ST. GEORGE'S, Grenada -- Vice President George Bush said Thursday the United States will proceed with a planned military pullout from the island it invaded 17 months ago, but pledged Washington would 'reverse the withdrawal' if Grenada's security was threatened.
Bush left the picturesque Caribbean island at midafternoon, 15 minutes ahead of schedule, and later arrived in Brasilia for the inauguration Friday of Brazil's President-elect Tancredo Neves.
Nicaraguan President Daniel Ortega also arrived in Brazil late Thursday and said his country was making approaches through the U.S. Embassy in Managua for further meetings after his talks with Secretary of State George Shultz in Uruguay. Ortega, however, not commit himself to a meeting with Bush.

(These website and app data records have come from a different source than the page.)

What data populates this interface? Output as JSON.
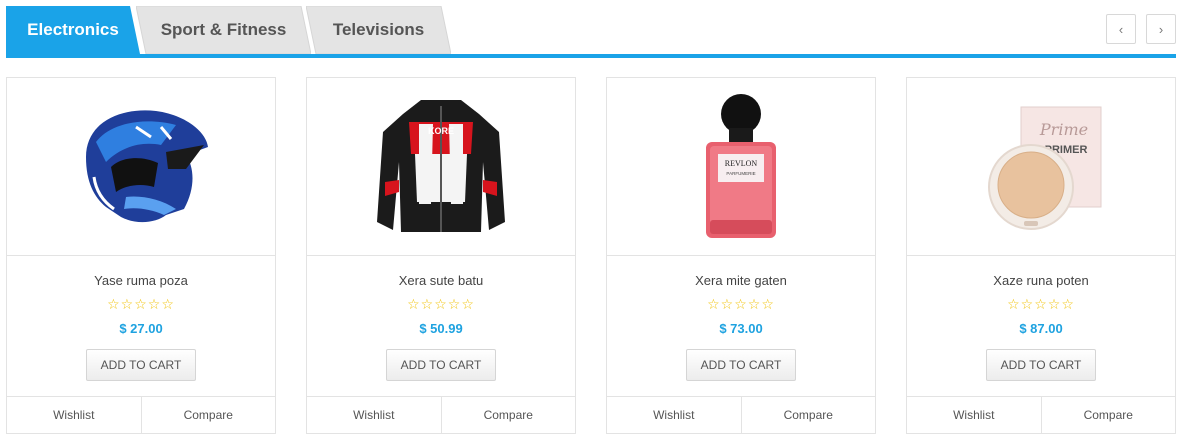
{
  "tabs": [
    {
      "label": "Electronics",
      "active": true
    },
    {
      "label": "Sport & Fitness",
      "active": false
    },
    {
      "label": "Televisions",
      "active": false
    }
  ],
  "nav": {
    "prev_icon": "chevron-left-icon",
    "next_icon": "chevron-right-icon",
    "prev_glyph": "‹",
    "next_glyph": "›"
  },
  "colors": {
    "accent": "#1aa3e8",
    "inactive_tab": "#e4e4e4",
    "price": "#1ea2e0",
    "star": "#f1c40f"
  },
  "products": [
    {
      "name": "Yase ruma poza",
      "price": "$ 27.00",
      "rating": "☆☆☆☆☆",
      "cart_label": "ADD TO CART",
      "wishlist_label": "Wishlist",
      "compare_label": "Compare",
      "image": "helmet"
    },
    {
      "name": "Xera sute batu",
      "price": "$ 50.99",
      "rating": "☆☆☆☆☆",
      "cart_label": "ADD TO CART",
      "wishlist_label": "Wishlist",
      "compare_label": "Compare",
      "image": "jacket"
    },
    {
      "name": "Xera mite gaten",
      "price": "$ 73.00",
      "rating": "☆☆☆☆☆",
      "cart_label": "ADD TO CART",
      "wishlist_label": "Wishlist",
      "compare_label": "Compare",
      "image": "nail-polish"
    },
    {
      "name": "Xaze runa poten",
      "price": "$ 87.00",
      "rating": "☆☆☆☆☆",
      "cart_label": "ADD TO CART",
      "wishlist_label": "Wishlist",
      "compare_label": "Compare",
      "image": "primer-compact"
    }
  ],
  "image_text": {
    "jacket_logo": "KORE",
    "polish_brand": "REVLON",
    "polish_sub": "PARFUMERIE",
    "primer_script": "Prime",
    "primer_title": "PRIMER"
  }
}
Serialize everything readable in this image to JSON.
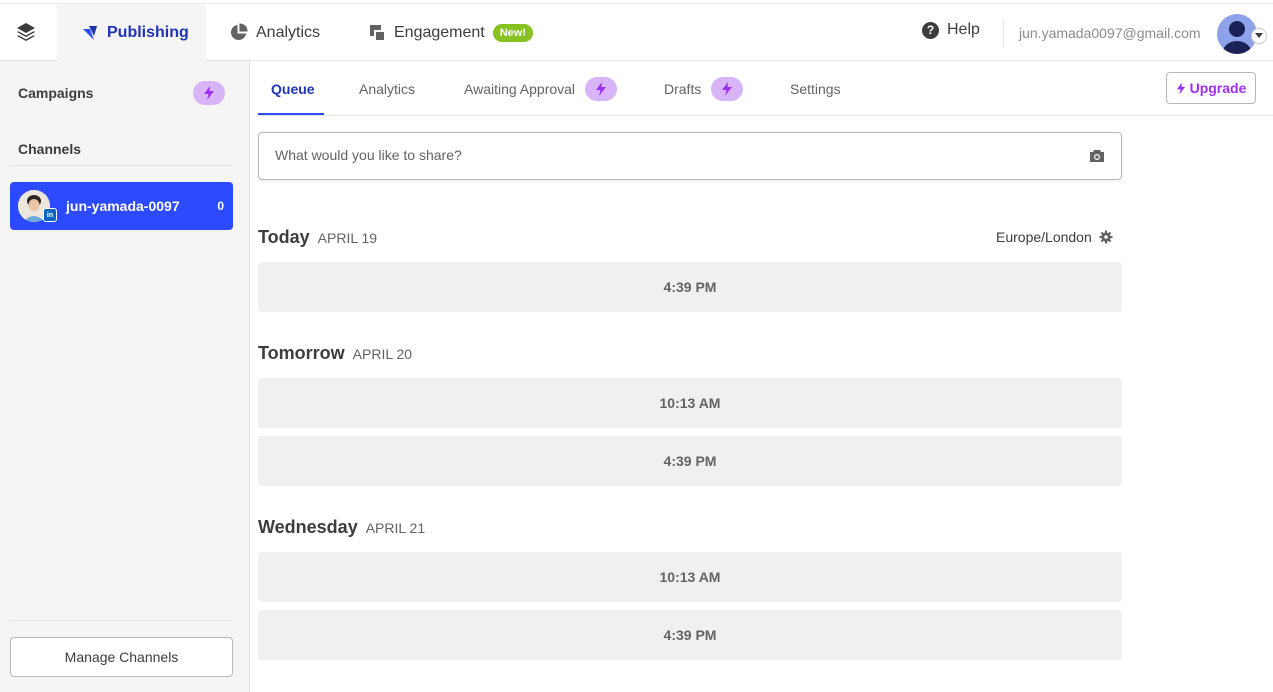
{
  "topnav": {
    "publishing": "Publishing",
    "analytics": "Analytics",
    "engagement": "Engagement",
    "engagement_badge": "New!",
    "help": "Help",
    "email": "jun.yamada0097@gmail.com"
  },
  "sidebar": {
    "campaigns": "Campaigns",
    "channels": "Channels",
    "channel": {
      "name": "jun-yamada-0097",
      "count": "0",
      "network_badge": "in"
    },
    "manage_channels": "Manage Channels"
  },
  "tabs": {
    "queue": "Queue",
    "analytics": "Analytics",
    "awaiting_approval": "Awaiting Approval",
    "drafts": "Drafts",
    "settings": "Settings",
    "upgrade": "Upgrade"
  },
  "composer": {
    "placeholder": "What would you like to share?"
  },
  "timezone": "Europe/London",
  "days": [
    {
      "name": "Today",
      "date": "APRIL 19",
      "slots": [
        "4:39 PM"
      ]
    },
    {
      "name": "Tomorrow",
      "date": "APRIL 20",
      "slots": [
        "10:13 AM",
        "4:39 PM"
      ]
    },
    {
      "name": "Wednesday",
      "date": "APRIL 21",
      "slots": [
        "10:13 AM",
        "4:39 PM"
      ]
    }
  ],
  "colors": {
    "brand_blue": "#2c4bff",
    "nav_active": "#1f35b3",
    "upgrade_purple": "#9d2ff0",
    "new_badge": "#87c221",
    "bolt_pill": "#d8b4f8"
  },
  "icons": [
    "layers-icon",
    "publishing-logo-icon",
    "pie-chart-icon",
    "engagement-icon",
    "help-icon",
    "bolt-icon",
    "camera-icon",
    "gear-icon",
    "caret-down-icon",
    "linkedin-icon"
  ]
}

'Many have expressed the fear that without our troops the unprincipled, anti-democratic forces and their foreign allies in the communist bloc will once again work to subvert the freedom Grenada now enjoys,' Bush told a rally attended by some 7,000 people in a playing field on the outskirts of St. George's, Grenada's capital.
'Let me assure you, we will not leave you unprotected,' he said.
'We will not sit idly by and watch your security threatened. And should a security threat materialize during the withdrawal period, we stand by ready to halt and, if necessary, reverse the withdrawal of our security forces,' said Bush, who was introduced by Prime Minister Herbert Blaize.
The United States has steadily decreased its military presence on the island of 90,000 people since October 1983, when President Reagan ordered an invasion by 6,000 U.S.-led troops. The multinational force ousted hard-line Marxists who had murdered Prime Minister Maurice Bishop and seized power.
Bush read aloud a letter from Reagan that referred to Washington's plans to withdraw its remaining 300 U.S. military personnel in an operation beginning next month and ending in September. The pullout would leave security duties to a paramilitary force of some 550 U.S.-trained Grenadians.
'I am confident ... that the expert training provided to your police and security forces, combined with your able political and economic leadership, will ensure a safe and secure future for Grenada,' the letter said.
Grenadian officials, in meetings with Bush, said they asked that the timetable be changed to extend the Americans' stay by years.
But Bush said, 'I didn't come here to change any plans along that line.'
There is no timetable for the pullout of 360 mostly Jamaican peacekeepers also stationed on the island.
Bush said appeals for increased financial aid would be considered.
'I've said ever since 1983 that Grenada was a proud moment,' Bush said before leaving. 'What I've seen here today adds up to the fact that we did the right thing in assisting this country to go the democratic route.'
On his talks in Moscow Wednesday with new Soviet leader Mikhail Gorbachev, Bush told reporters:
'This president of ours is determined to make progress on these arms control talks and I got the feeling the new Soviet leader feels the same way, which is good. That's an encouraging thing.'
The vice president, wearing a white short-sleeved shirt, red tie and khaki-colored pants, basked in the sun and cheers of Grenadians who packed the field and lined the surrounding hills for a glimpse of the highest-ranking Reagan administration official to visit the spice-growing island.
Bush was greeted by banners that read: 'Thank God for the Cowboy,' and 'The U.S. and Grenada -- a Winning Team.'
Bush retraced some of the steps of the U.S. invasion force near the white-sand Grand Anse Beach and drove past St. George's Medical School, where he was loudly applauded by U.S. students. Reagan cited concern for the safety of the students at the school when he disclosed the October invasion.
Bush set out from Washington on March 3 for a trip that will have stretched from famine-stricken Africa to Honduras before he returns home March 16. He interrupted his trip early this week to attend the funeral of Soviet President Konstantin Chernenko in Moscow.